» **Exercise description**: Please return all lines from the records below that include the string "screenshot".

═══ Extracted data

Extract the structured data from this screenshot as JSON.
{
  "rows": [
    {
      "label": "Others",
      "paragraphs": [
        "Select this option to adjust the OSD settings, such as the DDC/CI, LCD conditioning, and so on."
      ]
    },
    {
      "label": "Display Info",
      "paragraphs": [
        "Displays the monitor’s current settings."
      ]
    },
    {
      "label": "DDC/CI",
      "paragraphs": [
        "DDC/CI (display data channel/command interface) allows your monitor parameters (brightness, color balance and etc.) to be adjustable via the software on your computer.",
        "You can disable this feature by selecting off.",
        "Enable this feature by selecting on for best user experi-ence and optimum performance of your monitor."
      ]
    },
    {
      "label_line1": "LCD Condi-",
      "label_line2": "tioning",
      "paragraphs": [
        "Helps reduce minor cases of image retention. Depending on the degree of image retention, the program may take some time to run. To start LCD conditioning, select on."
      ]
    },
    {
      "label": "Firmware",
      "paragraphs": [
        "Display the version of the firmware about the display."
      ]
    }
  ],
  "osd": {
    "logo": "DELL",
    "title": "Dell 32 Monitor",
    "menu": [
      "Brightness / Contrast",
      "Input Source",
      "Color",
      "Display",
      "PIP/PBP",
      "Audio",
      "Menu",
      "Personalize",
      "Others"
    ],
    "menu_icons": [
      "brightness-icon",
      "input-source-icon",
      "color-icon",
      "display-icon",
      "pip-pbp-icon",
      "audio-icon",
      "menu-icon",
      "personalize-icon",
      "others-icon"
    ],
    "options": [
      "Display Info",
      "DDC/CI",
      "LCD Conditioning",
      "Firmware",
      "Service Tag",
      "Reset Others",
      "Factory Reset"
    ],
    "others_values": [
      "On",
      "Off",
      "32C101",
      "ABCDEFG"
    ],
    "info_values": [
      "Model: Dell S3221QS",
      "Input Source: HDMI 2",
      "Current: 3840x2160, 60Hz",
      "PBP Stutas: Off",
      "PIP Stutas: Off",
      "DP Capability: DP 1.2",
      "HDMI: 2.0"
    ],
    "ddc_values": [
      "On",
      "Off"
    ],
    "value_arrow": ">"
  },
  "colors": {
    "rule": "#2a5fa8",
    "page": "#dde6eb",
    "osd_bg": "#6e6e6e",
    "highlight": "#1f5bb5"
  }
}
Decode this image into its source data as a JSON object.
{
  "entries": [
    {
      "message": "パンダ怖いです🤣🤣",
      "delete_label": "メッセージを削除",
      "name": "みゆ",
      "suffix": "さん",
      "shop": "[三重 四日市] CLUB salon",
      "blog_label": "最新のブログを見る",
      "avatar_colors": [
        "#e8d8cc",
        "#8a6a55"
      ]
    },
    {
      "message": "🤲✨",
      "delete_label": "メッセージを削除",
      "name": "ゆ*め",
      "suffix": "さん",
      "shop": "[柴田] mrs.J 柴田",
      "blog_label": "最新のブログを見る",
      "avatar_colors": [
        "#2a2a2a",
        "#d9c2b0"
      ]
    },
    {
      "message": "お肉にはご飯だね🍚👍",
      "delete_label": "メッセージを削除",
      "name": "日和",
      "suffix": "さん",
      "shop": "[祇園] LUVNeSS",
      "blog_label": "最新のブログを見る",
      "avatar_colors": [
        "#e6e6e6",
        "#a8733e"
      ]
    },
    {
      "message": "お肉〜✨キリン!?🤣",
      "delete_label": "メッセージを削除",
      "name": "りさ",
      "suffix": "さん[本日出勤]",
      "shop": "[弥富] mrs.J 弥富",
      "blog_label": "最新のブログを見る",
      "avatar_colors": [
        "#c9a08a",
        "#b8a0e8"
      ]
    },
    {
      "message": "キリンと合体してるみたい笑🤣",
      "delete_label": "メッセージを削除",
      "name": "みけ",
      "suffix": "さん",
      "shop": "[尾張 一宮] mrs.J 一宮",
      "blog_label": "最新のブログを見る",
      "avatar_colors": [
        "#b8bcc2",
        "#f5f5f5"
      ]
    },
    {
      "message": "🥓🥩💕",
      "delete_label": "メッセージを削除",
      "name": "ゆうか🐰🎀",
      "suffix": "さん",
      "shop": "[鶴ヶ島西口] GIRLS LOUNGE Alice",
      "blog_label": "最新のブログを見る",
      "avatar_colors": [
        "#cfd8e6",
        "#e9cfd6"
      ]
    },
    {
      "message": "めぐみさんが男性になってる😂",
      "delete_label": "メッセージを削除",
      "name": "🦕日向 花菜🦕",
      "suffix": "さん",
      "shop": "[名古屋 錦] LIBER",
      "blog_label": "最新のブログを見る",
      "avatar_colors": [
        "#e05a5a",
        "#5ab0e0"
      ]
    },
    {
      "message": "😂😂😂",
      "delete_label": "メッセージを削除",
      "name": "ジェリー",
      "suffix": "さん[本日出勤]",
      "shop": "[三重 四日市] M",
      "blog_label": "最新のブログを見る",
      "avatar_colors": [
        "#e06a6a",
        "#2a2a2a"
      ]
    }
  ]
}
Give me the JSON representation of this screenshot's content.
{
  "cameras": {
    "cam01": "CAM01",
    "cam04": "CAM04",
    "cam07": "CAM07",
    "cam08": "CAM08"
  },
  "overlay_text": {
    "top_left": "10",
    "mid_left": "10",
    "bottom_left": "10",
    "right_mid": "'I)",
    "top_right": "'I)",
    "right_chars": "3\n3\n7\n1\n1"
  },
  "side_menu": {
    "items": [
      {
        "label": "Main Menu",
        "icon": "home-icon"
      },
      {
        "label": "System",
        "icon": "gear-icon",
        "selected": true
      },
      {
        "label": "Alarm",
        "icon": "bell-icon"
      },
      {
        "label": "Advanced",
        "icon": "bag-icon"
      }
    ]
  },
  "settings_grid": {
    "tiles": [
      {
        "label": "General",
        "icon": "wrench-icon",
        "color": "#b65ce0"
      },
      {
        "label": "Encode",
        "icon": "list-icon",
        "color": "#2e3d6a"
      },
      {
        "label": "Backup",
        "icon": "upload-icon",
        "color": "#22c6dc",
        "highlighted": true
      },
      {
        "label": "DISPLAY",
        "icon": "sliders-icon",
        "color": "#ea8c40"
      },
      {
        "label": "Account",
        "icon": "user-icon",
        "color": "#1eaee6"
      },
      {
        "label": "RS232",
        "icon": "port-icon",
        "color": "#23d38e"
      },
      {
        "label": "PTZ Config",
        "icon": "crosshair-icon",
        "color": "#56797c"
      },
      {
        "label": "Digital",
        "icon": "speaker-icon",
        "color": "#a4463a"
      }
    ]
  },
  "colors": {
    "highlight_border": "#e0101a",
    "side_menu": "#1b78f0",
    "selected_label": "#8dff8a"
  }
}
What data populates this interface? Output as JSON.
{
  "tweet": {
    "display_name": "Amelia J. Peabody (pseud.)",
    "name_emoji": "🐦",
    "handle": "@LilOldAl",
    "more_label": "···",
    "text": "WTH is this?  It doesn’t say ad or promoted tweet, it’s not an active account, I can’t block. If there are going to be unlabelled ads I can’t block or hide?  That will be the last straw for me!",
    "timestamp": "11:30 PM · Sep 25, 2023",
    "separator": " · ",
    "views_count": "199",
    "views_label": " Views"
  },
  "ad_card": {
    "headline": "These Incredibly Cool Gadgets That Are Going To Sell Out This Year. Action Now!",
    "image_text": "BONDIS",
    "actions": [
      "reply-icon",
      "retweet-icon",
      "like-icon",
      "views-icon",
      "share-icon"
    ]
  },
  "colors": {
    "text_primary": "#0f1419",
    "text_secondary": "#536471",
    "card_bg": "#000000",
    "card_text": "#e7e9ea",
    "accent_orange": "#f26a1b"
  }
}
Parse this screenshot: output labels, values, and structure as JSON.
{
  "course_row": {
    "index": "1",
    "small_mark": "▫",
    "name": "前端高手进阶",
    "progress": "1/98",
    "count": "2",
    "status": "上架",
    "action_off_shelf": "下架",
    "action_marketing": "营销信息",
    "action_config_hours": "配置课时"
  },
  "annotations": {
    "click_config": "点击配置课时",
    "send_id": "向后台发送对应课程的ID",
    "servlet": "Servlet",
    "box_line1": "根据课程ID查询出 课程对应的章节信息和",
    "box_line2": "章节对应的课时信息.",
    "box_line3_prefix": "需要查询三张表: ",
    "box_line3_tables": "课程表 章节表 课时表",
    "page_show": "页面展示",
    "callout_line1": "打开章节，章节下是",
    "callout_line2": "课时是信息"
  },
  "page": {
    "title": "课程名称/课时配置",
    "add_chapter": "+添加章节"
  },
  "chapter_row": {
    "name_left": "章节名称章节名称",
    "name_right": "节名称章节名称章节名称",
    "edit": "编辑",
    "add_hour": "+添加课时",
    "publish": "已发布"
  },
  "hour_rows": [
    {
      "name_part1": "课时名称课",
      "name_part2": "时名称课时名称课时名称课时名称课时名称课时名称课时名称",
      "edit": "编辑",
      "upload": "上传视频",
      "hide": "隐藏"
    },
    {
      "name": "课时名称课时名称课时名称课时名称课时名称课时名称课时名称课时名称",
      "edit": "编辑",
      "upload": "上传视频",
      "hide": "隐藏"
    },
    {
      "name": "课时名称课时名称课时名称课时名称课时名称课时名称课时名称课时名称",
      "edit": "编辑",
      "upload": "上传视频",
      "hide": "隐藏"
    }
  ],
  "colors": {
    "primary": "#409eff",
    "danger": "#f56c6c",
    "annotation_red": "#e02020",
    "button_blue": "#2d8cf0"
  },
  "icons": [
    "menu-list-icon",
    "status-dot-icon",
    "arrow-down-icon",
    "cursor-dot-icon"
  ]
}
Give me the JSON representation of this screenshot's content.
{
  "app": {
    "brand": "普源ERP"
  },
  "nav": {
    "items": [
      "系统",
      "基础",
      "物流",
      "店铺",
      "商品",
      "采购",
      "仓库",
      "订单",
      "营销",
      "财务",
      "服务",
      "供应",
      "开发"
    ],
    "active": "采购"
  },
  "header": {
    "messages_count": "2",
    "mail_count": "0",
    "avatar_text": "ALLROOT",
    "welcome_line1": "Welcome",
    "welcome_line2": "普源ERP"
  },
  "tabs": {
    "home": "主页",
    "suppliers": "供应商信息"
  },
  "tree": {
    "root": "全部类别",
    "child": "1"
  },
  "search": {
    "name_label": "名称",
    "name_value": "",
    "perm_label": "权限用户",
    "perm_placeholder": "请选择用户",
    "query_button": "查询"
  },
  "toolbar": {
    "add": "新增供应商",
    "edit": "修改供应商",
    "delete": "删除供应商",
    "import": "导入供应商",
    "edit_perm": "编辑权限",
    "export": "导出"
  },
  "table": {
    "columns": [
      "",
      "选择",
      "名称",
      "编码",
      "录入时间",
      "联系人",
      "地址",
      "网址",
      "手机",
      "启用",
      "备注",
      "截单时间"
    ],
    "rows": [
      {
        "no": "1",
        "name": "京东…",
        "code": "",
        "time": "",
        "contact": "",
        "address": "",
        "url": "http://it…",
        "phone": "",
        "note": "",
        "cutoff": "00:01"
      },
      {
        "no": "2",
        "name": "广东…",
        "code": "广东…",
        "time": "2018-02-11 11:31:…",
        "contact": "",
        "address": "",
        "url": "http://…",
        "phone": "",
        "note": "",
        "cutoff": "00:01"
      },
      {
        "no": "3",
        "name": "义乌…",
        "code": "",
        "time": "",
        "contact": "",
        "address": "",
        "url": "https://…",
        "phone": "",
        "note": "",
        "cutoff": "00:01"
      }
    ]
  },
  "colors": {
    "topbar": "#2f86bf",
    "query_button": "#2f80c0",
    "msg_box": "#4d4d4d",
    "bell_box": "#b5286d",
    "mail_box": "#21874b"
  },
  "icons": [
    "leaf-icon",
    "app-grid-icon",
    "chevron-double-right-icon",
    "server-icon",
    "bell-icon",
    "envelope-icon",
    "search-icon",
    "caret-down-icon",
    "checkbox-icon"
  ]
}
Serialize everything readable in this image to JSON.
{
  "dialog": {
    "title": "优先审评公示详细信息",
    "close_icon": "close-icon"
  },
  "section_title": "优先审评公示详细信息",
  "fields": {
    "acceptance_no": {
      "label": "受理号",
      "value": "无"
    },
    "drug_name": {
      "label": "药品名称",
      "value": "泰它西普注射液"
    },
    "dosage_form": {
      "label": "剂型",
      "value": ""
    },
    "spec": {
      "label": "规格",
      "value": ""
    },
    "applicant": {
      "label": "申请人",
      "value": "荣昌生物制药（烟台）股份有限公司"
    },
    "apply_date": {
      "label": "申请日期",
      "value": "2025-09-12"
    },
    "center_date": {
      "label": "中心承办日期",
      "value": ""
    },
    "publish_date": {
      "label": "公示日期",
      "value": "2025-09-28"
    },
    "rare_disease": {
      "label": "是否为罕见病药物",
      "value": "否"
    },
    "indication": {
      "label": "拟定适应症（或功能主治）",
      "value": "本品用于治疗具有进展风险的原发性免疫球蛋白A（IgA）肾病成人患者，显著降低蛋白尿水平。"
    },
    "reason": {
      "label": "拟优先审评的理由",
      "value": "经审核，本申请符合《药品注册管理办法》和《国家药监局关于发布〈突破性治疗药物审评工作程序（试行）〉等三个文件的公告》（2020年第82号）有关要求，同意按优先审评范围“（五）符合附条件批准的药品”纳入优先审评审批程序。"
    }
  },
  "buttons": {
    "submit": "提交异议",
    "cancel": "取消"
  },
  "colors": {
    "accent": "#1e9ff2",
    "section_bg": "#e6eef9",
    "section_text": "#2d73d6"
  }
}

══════

» **Exercise result**:
Extract the structured data from this screenshot as JSON.
Give me the JSON representation of this screenshot's content.
Parse this screenshot: output labels, values, and structure as JSON.
Give me the JSON representation of this screenshot's content.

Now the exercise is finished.